There is no yoga mat needed for this class. Instead, a structural fabric is suspended from the ceiling which is connected from two overhead points. Each hammock is measured to your height to ensure your safety. For a girl like me, I thought there was no way it could hold me up. Skeptical at first, the fabric is a lot stronger than it looks; in fact, each hammock holds up to 2,500 pounds.
After lighting incense to add to the calming environment, the fun commences. Being upside down was the most relaxing part of the class. The flow of blood rushing to your head creates a zen-like mental state allowing one to become aligned with mind and body.
The newest position, called the Chandelier, was created by Christopher Harrison, the creator of Antigravity yoga, for pop star Pink. She used the position in her 2010 Grammy Awards performance. I watched her performance before coming to the class and holy shit was it intimidating. There was no way I could do that, I thought, even without the water pouring down on me like she did. (Check out the performance in the link below)
The position involves a moderate amount of stretching. In order to do the position, the gathered hammock is securely placed above the tailbone with one leg wrapped around the fabric, while upside down. The other leg is bent behind the body while both arms reach and grab the foot. Although it is challenging, the pose pushes the body’s flexibility threshold while stretching the hamstrings and glutes. Holy crampage! My hip abductors got a serious workout. I never realized how little I used those muscles until then.
Needless to say, if you are thinking about taking the class, do it. It has my stamp of approval. And for the bustier babes, don’t be afraid. However, there were some positions that were KILLING my thighs because it was wrapped so tight. I would say a thinner person would have an easier time contorting their bodies but overall, a great workout and fun experience. I felt like I was in Cirque Du Coleil. I have been trying to get in shape, especially with the new year approaching because if I don’t have a resolution, I’ll feel like a useless human being. At least I can sound ambitious by having some sort of fitness goal.

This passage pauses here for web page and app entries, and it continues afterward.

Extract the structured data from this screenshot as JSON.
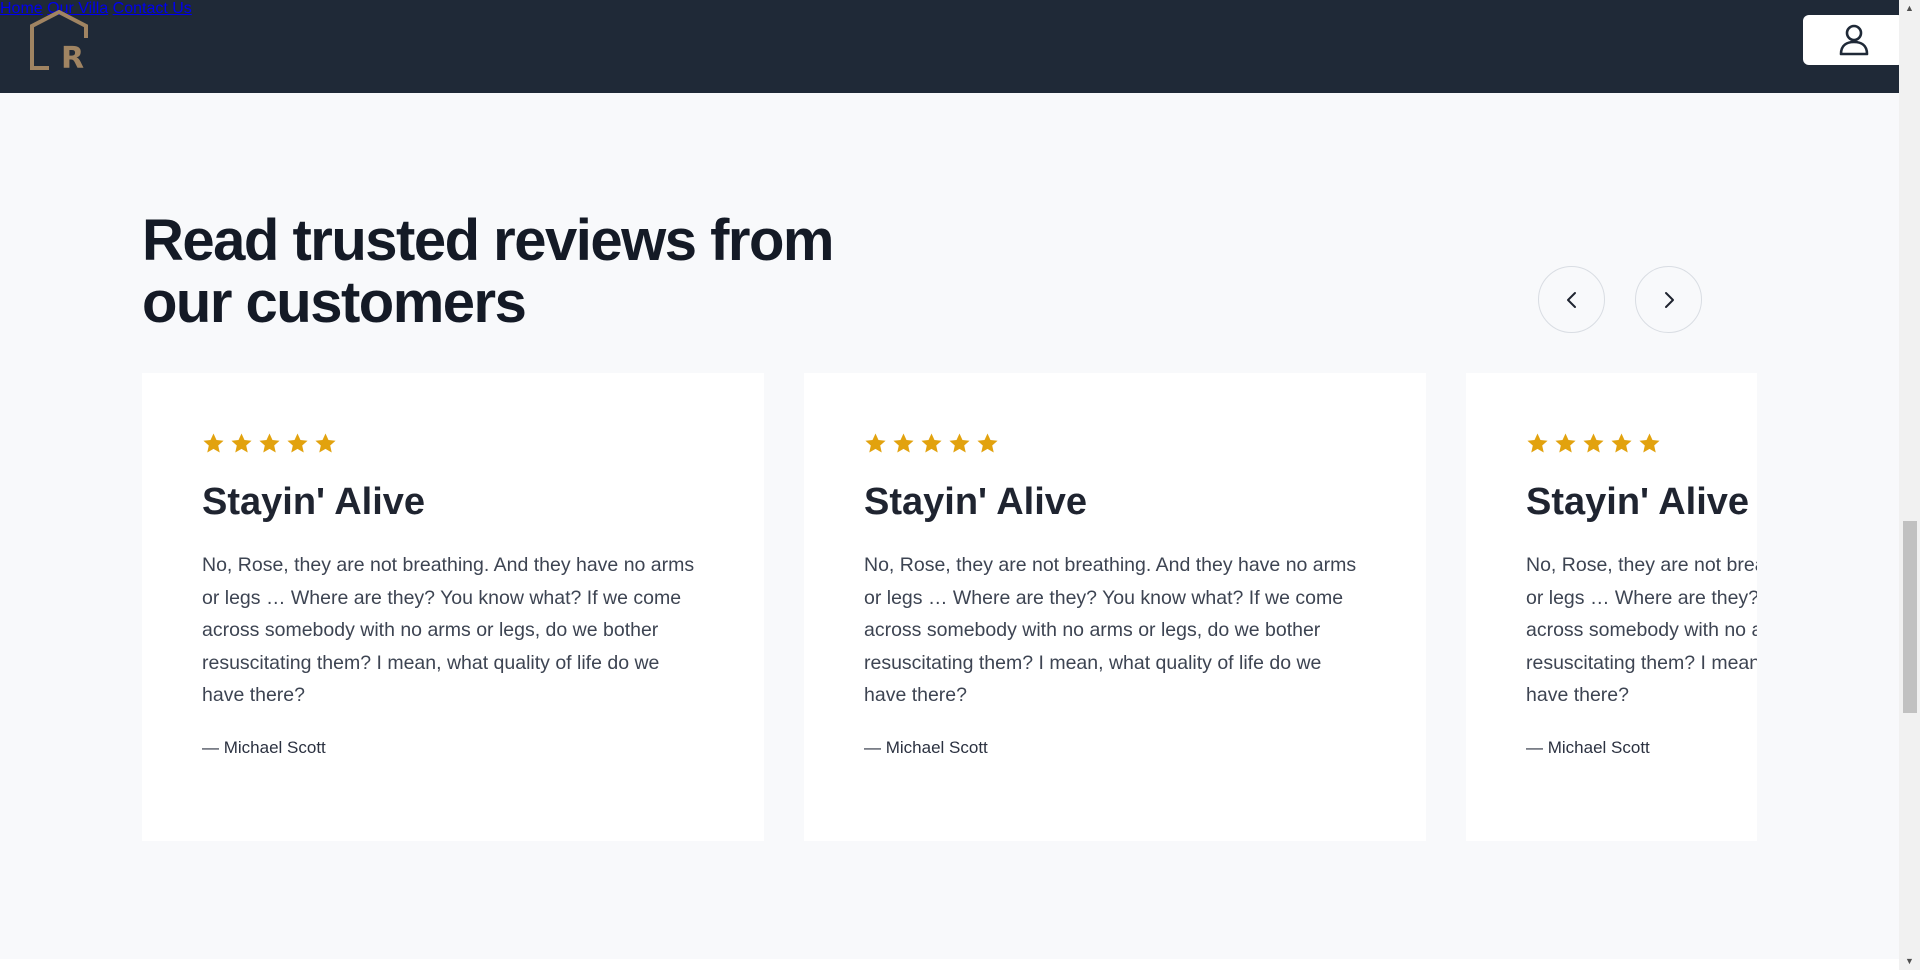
{
  "header": {
    "logo_alt": "LR",
    "nav": [
      {
        "label": "Home"
      },
      {
        "label": "Our Villa"
      },
      {
        "label": "Contact Us"
      }
    ],
    "user_icon": "user-icon"
  },
  "section": {
    "heading": "Read trusted reviews from our customers",
    "prev_icon": "chevron-left-icon",
    "next_icon": "chevron-right-icon"
  },
  "reviews": [
    {
      "rating": 5,
      "title": "Stayin' Alive",
      "text": "No, Rose, they are not breathing. And they have no arms or legs … Where are they? You know what? If we come across somebody with no arms or legs, do we bother resuscitating them? I mean, what quality of life do we have there?",
      "author": "— Michael Scott"
    },
    {
      "rating": 5,
      "title": "Stayin' Alive",
      "text": "No, Rose, they are not breathing. And they have no arms or legs … Where are they? You know what? If we come across somebody with no arms or legs, do we bother resuscitating them? I mean, what quality of life do we have there?",
      "author": "— Michael Scott"
    },
    {
      "rating": 5,
      "title": "Stayin' Alive",
      "text": "No, Rose, they are not breathing. And they have no arms or legs … Where are they? You know what? If we come across somebody with no arms or legs, do we bother resuscitating them? I mean, what quality of life do we have there?",
      "author": "— Michael Scott"
    }
  ],
  "colors": {
    "header_bg": "#1f2937",
    "page_bg": "#f8f9fb",
    "star": "#e2a20e",
    "logo": "#a08462"
  }
}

Anyway, the lame, repetitive classes at my gym are losing my interest so this alternative workout is the way to go. Let’s just hope I stick with it.